The minister was speaking ahead of a meeting of Chancellor Olaf Scholz and Germany's 16 state premiers scheduled for Wednesday.

"The measures have been spot on," Lauterbach said of the country's COVID-19 policy so far. "This has enabled us to reduce the number of deaths significantly and we have come through this omicron wave really well compared to other countries." 

For the third day in succession, there was a dip in Germany's seven-day incidence of infections to 1,437.5,the Robert Koch Institute for disease control said on Tuesday.

The United Kingdom's Health Security Agency (UKHSA) said that long COVID-19 is less likely to affect people who have been vaccinated than those who haven't, in a review released on Tuesday.

The UKSHA said that this was based on 15 studies.

"These studies add to the potential benefits of receiving a full course of the COVID-19 vaccination," head of immunisation at UKHSA, Dr Mary Ramsay said.

Britain  is still reporting around 50,000 cases a day.

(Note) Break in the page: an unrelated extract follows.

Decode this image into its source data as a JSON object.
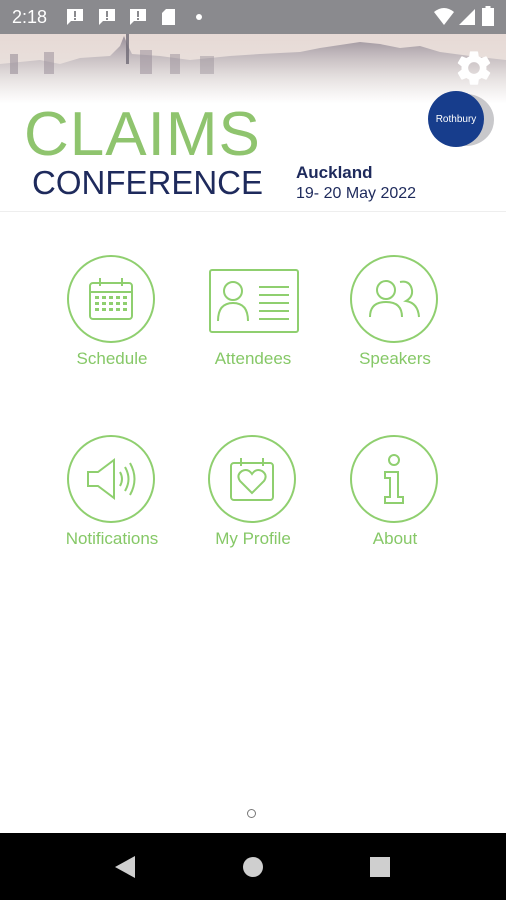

The UKHSA said that around 2 percent of the UK population had reported symptoms of long COVID which include fatigue, memory loss and general brain fog.


On Monday, Prime Minister Justin Trudeau of Canada invoked never-before used emergency powers to quash demonstrations against COVID restrictions.

The Emergencies Act allows the federal government to bar people from gathering in specific locations.

Trudeau vowed it would be time-limited and only apply to specific geographic regions.

Trudeau uses emergency powers to end protest

The Centers for Disease Control and Prevention in the United States has advised against travel to six countries and territories, including South Korea, Azerbaijan and Belarus, due to widespread COVID-19 infections.

The additions to the country's "very high" risk Level 4 category also included Comoros, French Polynesia and Saint Pierre and Miquelon, off Canada's east coast.

In total, the CDC has listed about 140 countries and territories at the highest warning level, including Canada, Europe and almost all of Latin America.

lo,rm/dj (AP, AFP, dpa, Reuters)